The new fence is on the left. The shed site is behind the tree in the distance.

It went up in the end, but it's a bit floppy in the belly because I couldn't get a tight enough strain on it. As I was running out of time I had to tie it up and leave it as it was. It wont be experiencing stock pressure from within for a while, and only cattle and sheep on the far side so it will do it's thing, but it's not my finest fence. With luck I will get a chance to do some remedial work to it down the track, but I'd say after I've finished the shed!

I still need to remove the scrap of fence that is in the way, and then shift some of the stockpile so that the shed site is clear and there is enough room to push dirt around. Then comes the real challenge of the job, that of getting the site level. There is about a 40cm drop from front to back of the shed footprint. What's worse is that the area in front of the shed is probably 40cm - 60cm higher out to 4m from the opening. We can't have drainage issues, nobody wants water flowing through their work and storage space, so we're going to need to creatively shift dirt around to avoid this issue. That's the challenge for the next free weekend...

Thursday, 2 July 2009

Victory, Sort Of...

The new development consent arrived in the mail today. It largely fulfills the agreed outcomes of the meeting with Council, excepting the fact that they've inserted a clause that means we have to upgrade 50m of the laneway along with the intersection, to the new standard. I guess it's Council policy to provide a little bit of punishment with every success. You might think you've reached an agreement with them, but it seems they're always going to try and squeeze a little more out of you. At least we don't have to upgrade half a kilometre of laneway...

All in all, the result is good enough for now. We can get ourselves a construction certificate and build the shed, which was the original goal of the project. Once we've completed that bit, it might be time to take the whole sordid tale to the mayor and his cohorts, and then to the media, and see if we can get some of those conditions altered further in our favour. After all, I was reading in Council's business paper that they've approved the new road specifications, and it states that RG1 roads will only be allowed for right-of-way lanes and those experiencing less than 16 vehicle movements per day, contrary to the guy's statement that the RG1 standard no longer applies at all. We wont stir the nest for now, we can proceed with our plans for a bit until we run up against the requirements of the new conditions, but at some stage we're going to need a better reckoning, just for the principle of the thing. If we let them get away with it, who's next on the list to suffer?

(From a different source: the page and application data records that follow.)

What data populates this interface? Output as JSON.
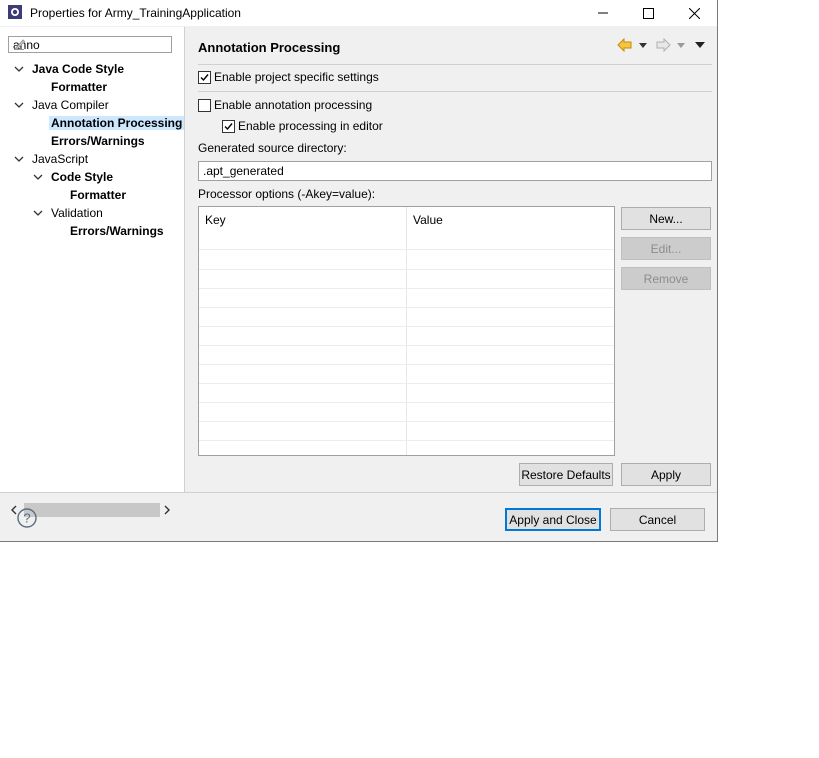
{
  "window": {
    "title": "Properties for Army_TrainingApplication"
  },
  "titlebar": {
    "minimize_icon": "minimize-icon",
    "maximize_icon": "maximize-icon",
    "close_icon": "close-icon"
  },
  "filter": {
    "value": "anno"
  },
  "tree": {
    "items": [
      {
        "label": "Java Code Style",
        "level": 0,
        "bold": true,
        "expanded": true
      },
      {
        "label": "Formatter",
        "level": 1,
        "bold": true
      },
      {
        "label": "Java Compiler",
        "level": 0,
        "bold": false,
        "expanded": true
      },
      {
        "label": "Annotation Processing",
        "level": 1,
        "bold": true,
        "selected": true
      },
      {
        "label": "Errors/Warnings",
        "level": 1,
        "bold": true
      },
      {
        "label": "JavaScript",
        "level": 0,
        "bold": false,
        "expanded": true
      },
      {
        "label": "Code Style",
        "level": 1,
        "bold": true,
        "expanded": true
      },
      {
        "label": "Formatter",
        "level": 2,
        "bold": true
      },
      {
        "label": "Validation",
        "level": 1,
        "bold": false,
        "expanded": true
      },
      {
        "label": "Errors/Warnings",
        "level": 2,
        "bold": true
      }
    ]
  },
  "page": {
    "title": "Annotation Processing",
    "enable_project_specific": {
      "label": "Enable project specific settings",
      "checked": true
    },
    "enable_annotation_processing": {
      "label": "Enable annotation processing",
      "checked": false
    },
    "enable_processing_in_editor": {
      "label": "Enable processing in editor",
      "checked": true
    },
    "generated_source_label": "Generated source directory:",
    "generated_source_value": ".apt_generated",
    "processor_options_label": "Processor options (-Akey=value):",
    "table": {
      "columns": [
        "Key",
        "Value"
      ]
    },
    "buttons": {
      "new": "New...",
      "edit": "Edit...",
      "remove": "Remove",
      "restore_defaults": "Restore Defaults",
      "apply": "Apply"
    }
  },
  "footer": {
    "apply_and_close": "Apply and Close",
    "cancel": "Cancel"
  },
  "colors": {
    "accent": "#0078d7",
    "selection": "#cce8ff",
    "back_arrow": "#e8a317"
  }
}
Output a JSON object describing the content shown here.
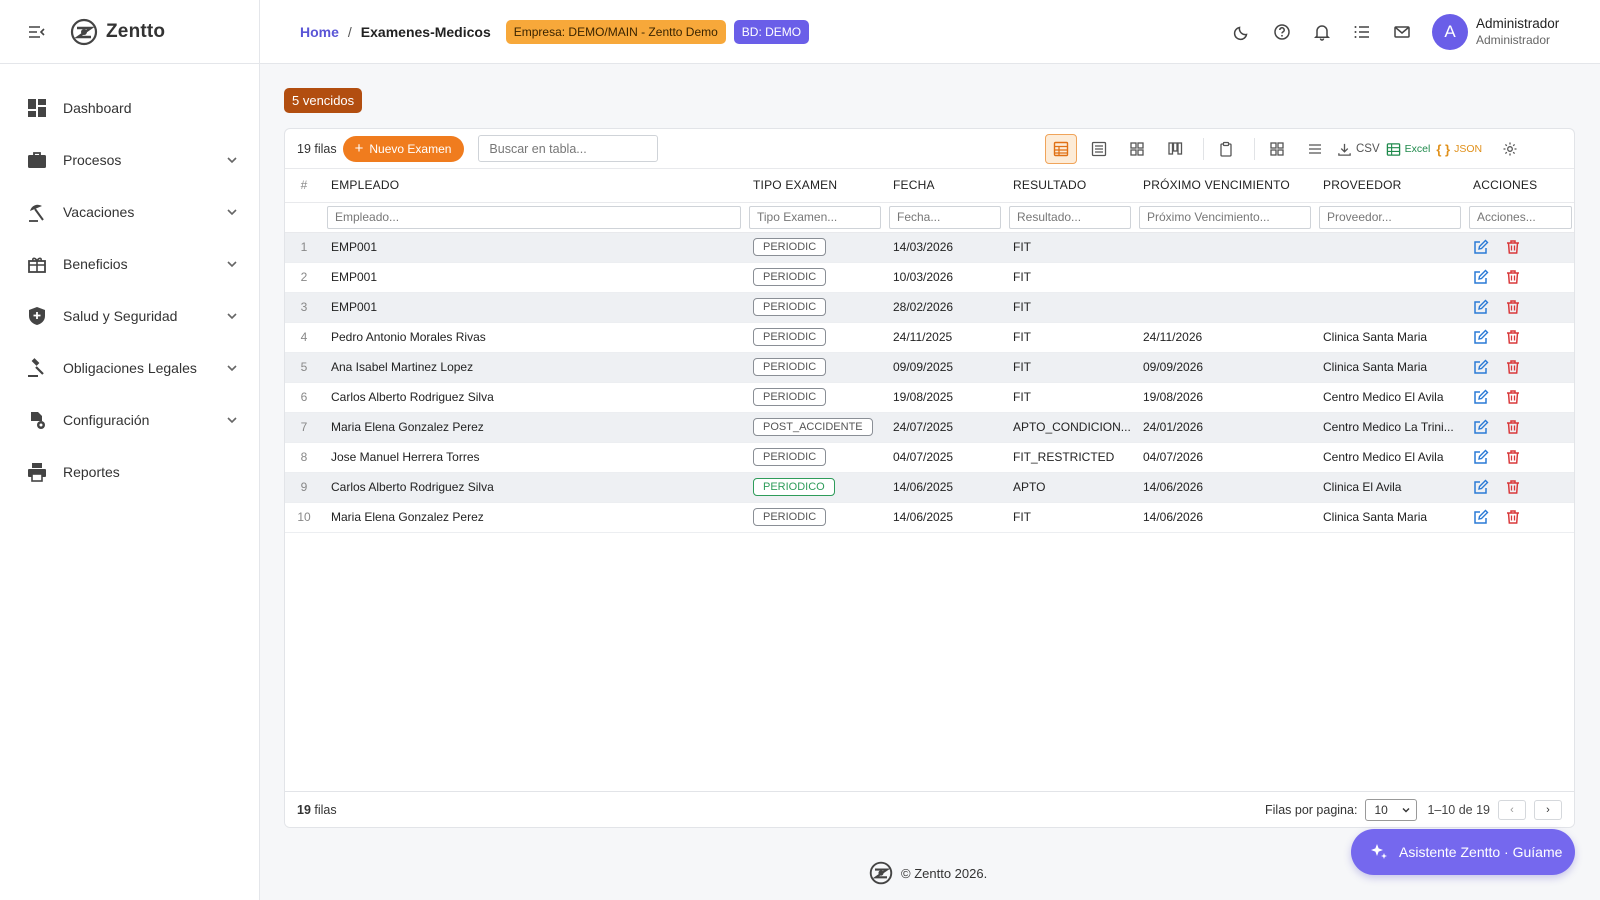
{
  "app": {
    "brand": "Zentto",
    "accent": "#6a5ee8",
    "orange": "#f07c1e"
  },
  "sidebar": {
    "items": [
      {
        "label": "Dashboard",
        "icon": "dashboard-icon",
        "expandable": false
      },
      {
        "label": "Procesos",
        "icon": "briefcase-icon",
        "expandable": true
      },
      {
        "label": "Vacaciones",
        "icon": "beach-icon",
        "expandable": true
      },
      {
        "label": "Beneficios",
        "icon": "gift-icon",
        "expandable": true
      },
      {
        "label": "Salud y Seguridad",
        "icon": "shield-plus-icon",
        "expandable": true
      },
      {
        "label": "Obligaciones Legales",
        "icon": "gavel-icon",
        "expandable": true
      },
      {
        "label": "Configuración",
        "icon": "settings-icon",
        "expandable": true
      },
      {
        "label": "Reportes",
        "icon": "printer-icon",
        "expandable": false
      }
    ]
  },
  "header": {
    "home": "Home",
    "separator": "/",
    "current": "Examenes-Medicos",
    "empresa": "Empresa: DEMO/MAIN - Zentto Demo",
    "bd": "BD: DEMO",
    "icons": [
      "moon-icon",
      "help-icon",
      "bell-icon",
      "list-icon",
      "mail-icon"
    ],
    "user": {
      "initial": "A",
      "name": "Administrador",
      "role": "Administrador"
    }
  },
  "badge": "5 vencidos",
  "toolbar": {
    "rows_label": "19 filas",
    "new_button": "Nuevo Examen",
    "search_placeholder": "Buscar en tabla...",
    "csv": "CSV",
    "excel": "Excel",
    "json": "JSON"
  },
  "table": {
    "columns": {
      "idx": "#",
      "empleado": "EMPLEADO",
      "tipo": "TIPO EXAMEN",
      "fecha": "FECHA",
      "resultado": "RESULTADO",
      "vencimiento": "PRÓXIMO VENCIMIENTO",
      "proveedor": "PROVEEDOR",
      "acciones": "ACCIONES"
    },
    "filters": {
      "empleado": "Empleado...",
      "tipo": "Tipo Examen...",
      "fecha": "Fecha...",
      "resultado": "Resultado...",
      "vencimiento": "Próximo Vencimiento...",
      "proveedor": "Proveedor...",
      "acciones": "Acciones..."
    },
    "rows": [
      {
        "idx": "1",
        "empleado": "EMP001",
        "tipo": "PERIODIC",
        "fecha": "14/03/2026",
        "resultado": "FIT",
        "vencimiento": "",
        "proveedor": ""
      },
      {
        "idx": "2",
        "empleado": "EMP001",
        "tipo": "PERIODIC",
        "fecha": "10/03/2026",
        "resultado": "FIT",
        "vencimiento": "",
        "proveedor": ""
      },
      {
        "idx": "3",
        "empleado": "EMP001",
        "tipo": "PERIODIC",
        "fecha": "28/02/2026",
        "resultado": "FIT",
        "vencimiento": "",
        "proveedor": ""
      },
      {
        "idx": "4",
        "empleado": "Pedro Antonio Morales Rivas",
        "tipo": "PERIODIC",
        "fecha": "24/11/2025",
        "resultado": "FIT",
        "vencimiento": "24/11/2026",
        "proveedor": "Clinica Santa Maria"
      },
      {
        "idx": "5",
        "empleado": "Ana Isabel Martinez Lopez",
        "tipo": "PERIODIC",
        "fecha": "09/09/2025",
        "resultado": "FIT",
        "vencimiento": "09/09/2026",
        "proveedor": "Clinica Santa Maria"
      },
      {
        "idx": "6",
        "empleado": "Carlos Alberto Rodriguez Silva",
        "tipo": "PERIODIC",
        "fecha": "19/08/2025",
        "resultado": "FIT",
        "vencimiento": "19/08/2026",
        "proveedor": "Centro Medico El Avila"
      },
      {
        "idx": "7",
        "empleado": "Maria Elena Gonzalez Perez",
        "tipo": "POST_ACCIDENTE",
        "fecha": "24/07/2025",
        "resultado": "APTO_CONDICION...",
        "vencimiento": "24/01/2026",
        "proveedor": "Centro Medico La Trini..."
      },
      {
        "idx": "8",
        "empleado": "Jose Manuel Herrera Torres",
        "tipo": "PERIODIC",
        "fecha": "04/07/2025",
        "resultado": "FIT_RESTRICTED",
        "vencimiento": "04/07/2026",
        "proveedor": "Centro Medico El Avila"
      },
      {
        "idx": "9",
        "empleado": "Carlos Alberto Rodriguez Silva",
        "tipo": "PERIODICO",
        "fecha": "14/06/2025",
        "resultado": "APTO",
        "vencimiento": "14/06/2026",
        "proveedor": "Clinica El Avila"
      },
      {
        "idx": "10",
        "empleado": "Maria Elena Gonzalez Perez",
        "tipo": "PERIODIC",
        "fecha": "14/06/2025",
        "resultado": "FIT",
        "vencimiento": "14/06/2026",
        "proveedor": "Clinica Santa Maria"
      }
    ]
  },
  "footer": {
    "count_num": "19",
    "count_label": "filas",
    "per_page_label": "Filas por pagina:",
    "per_page_value": "10",
    "range": "1–10 de 19",
    "prev": "‹",
    "next": "›"
  },
  "copyright": "© Zentto 2026.",
  "assistant": "Asistente Zentto · Guíame"
}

So, from here, it's construction certificate, then a bit of earthworks, then some building. I'll need to put in a bit of extra fence before then, hopefully I'll be able to do that this weekend, and I must also shift some of our stockpile around so that the dozer can get in there and push the dirt where it needs to go. Exciting, productive work, rather than the mental gymnastics and social sorties required to date.